### [Exercise goal]
Your job is to copy all the entries precisely as they stand.

### [Record excerpts]
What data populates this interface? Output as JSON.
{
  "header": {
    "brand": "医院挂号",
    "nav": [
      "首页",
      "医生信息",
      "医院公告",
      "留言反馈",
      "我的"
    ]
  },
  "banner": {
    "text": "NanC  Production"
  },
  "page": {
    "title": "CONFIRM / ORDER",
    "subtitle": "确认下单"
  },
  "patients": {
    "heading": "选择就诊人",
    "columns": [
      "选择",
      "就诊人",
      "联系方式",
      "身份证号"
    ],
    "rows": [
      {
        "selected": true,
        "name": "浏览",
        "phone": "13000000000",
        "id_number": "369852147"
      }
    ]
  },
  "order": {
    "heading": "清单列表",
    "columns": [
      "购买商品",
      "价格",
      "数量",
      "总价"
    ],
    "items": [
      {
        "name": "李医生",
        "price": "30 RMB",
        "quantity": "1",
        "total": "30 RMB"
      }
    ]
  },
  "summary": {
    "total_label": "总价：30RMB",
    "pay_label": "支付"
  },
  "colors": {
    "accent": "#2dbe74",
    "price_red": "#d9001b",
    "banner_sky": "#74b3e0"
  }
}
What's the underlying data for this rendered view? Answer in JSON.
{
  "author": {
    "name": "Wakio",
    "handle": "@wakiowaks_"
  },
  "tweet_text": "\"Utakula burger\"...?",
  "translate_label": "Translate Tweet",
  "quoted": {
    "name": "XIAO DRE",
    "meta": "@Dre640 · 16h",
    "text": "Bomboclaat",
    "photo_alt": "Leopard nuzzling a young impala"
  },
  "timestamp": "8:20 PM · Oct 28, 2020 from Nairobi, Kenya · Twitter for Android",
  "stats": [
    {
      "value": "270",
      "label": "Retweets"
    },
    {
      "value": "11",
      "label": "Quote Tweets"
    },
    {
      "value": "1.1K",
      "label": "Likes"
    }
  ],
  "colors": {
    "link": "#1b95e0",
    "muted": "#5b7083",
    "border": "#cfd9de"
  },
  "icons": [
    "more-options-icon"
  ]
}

### [Result of this task]
What data populates this interface? Output as JSON.
{
  "header": {
    "brand": "医院挂号",
    "nav": [
      "首页",
      "医生信息",
      "医院公告",
      "留言反馈",
      "我的"
    ]
  },
  "banner": {
    "text": "NanC  Production"
  },
  "page": {
    "title": "CONFIRM / ORDER",
    "subtitle": "确认下单"
  },
  "patients": {
    "heading": "选择就诊人",
    "columns": [
      "选择",
      "就诊人",
      "联系方式",
      "身份证号"
    ],
    "rows": [
      {
        "selected": true,
        "name": "浏览",
        "phone": "13000000000",
        "id_number": "369852147"
      }
    ]
  },
  "order": {
    "heading": "清单列表",
    "columns": [
      "购买商品",
      "价格",
      "数量",
      "总价"
    ],
    "items": [
      {
        "name": "李医生",
        "price": "30 RMB",
        "quantity": "1",
        "total": "30 RMB"
      }
    ]
  },
  "summary": {
    "total_label": "总价：30RMB",
    "pay_label": "支付"
  },
  "colors": {
    "accent": "#2dbe74",
    "price_red": "#d9001b",
    "banner_sky": "#74b3e0"
  }
}
What's the underlying data for this rendered view? Answer in JSON.
{
  "author": {
    "name": "Wakio",
    "handle": "@wakiowaks_"
  },
  "tweet_text": "\"Utakula burger\"...?",
  "translate_label": "Translate Tweet",
  "quoted": {
    "name": "XIAO DRE",
    "meta": "@Dre640 · 16h",
    "text": "Bomboclaat",
    "photo_alt": "Leopard nuzzling a young impala"
  },
  "timestamp": "8:20 PM · Oct 28, 2020 from Nairobi, Kenya · Twitter for Android",
  "stats": [
    {
      "value": "270",
      "label": "Retweets"
    },
    {
      "value": "11",
      "label": "Quote Tweets"
    },
    {
      "value": "1.1K",
      "label": "Likes"
    }
  ],
  "colors": {
    "link": "#1b95e0",
    "muted": "#5b7083",
    "border": "#cfd9de"
  },
  "icons": [
    "more-options-icon"
  ]
}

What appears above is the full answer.